“It was the most important choice I made in my career. This was the first time I even became a free agent in 14 years. It was very difficult, but I felt it was important over the next two years to be where the focus was on winning now and not worrying about chemistry, not worrying about anything.”
Whatever moves get made this summer and into the fall, the East is a three-horse race featuring, in no particular order, Boston, Miami and Orlando.
One of those teams will play for the NBA championship, making for one heck of a race to avoid finishing with the third seed when the post-season rolls around.
No team features a better point guard than Rajon Rondo.
No team features a more dominant big than Dwight Howard.
No team is more explosive from the wing position than Miami.
At the end of the day, interior defence, protecting the basket and the glass are the areas that separate good from greatness.
O’Neal, assuming Perkins does undergo a full recovery, gives Boston a leg up because no team can throw out as many bigs than the Celtics.
O’Neal, 31, agreed to a two-year deal with Boston for $12 million US. Pocket change, an amount that pales in comparison to the $20 million J.O. made in the final year of his deal last season in Miami.
At this stage in his career, it’s all about winning for O’Neal.
“I’m not concerned about shots or minutes,’’ added O’Neal. “It’s winning. At the end of the day, the validation is whether you’ve won or not.”
O’Neal spoke to all the parties associated with the Celtics, but the words that struck home were expressed by Rondo.
“(Rondo) just told me what they expect on a daily basis and their focus,’’ O’Neal said. “All I heard was championship run, championship run.
“When you hear that, it’s like Christmas all over again. The last four or five years, it’s been basically talking about let’s make the playoffs.

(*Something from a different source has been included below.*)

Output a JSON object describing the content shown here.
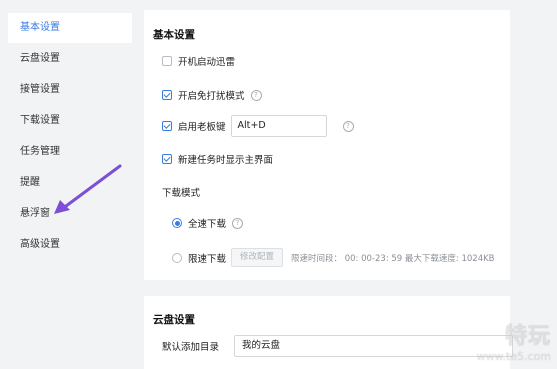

That’s very difficult when I’m coming into the stretch run of my career, which is basically the end of my career.”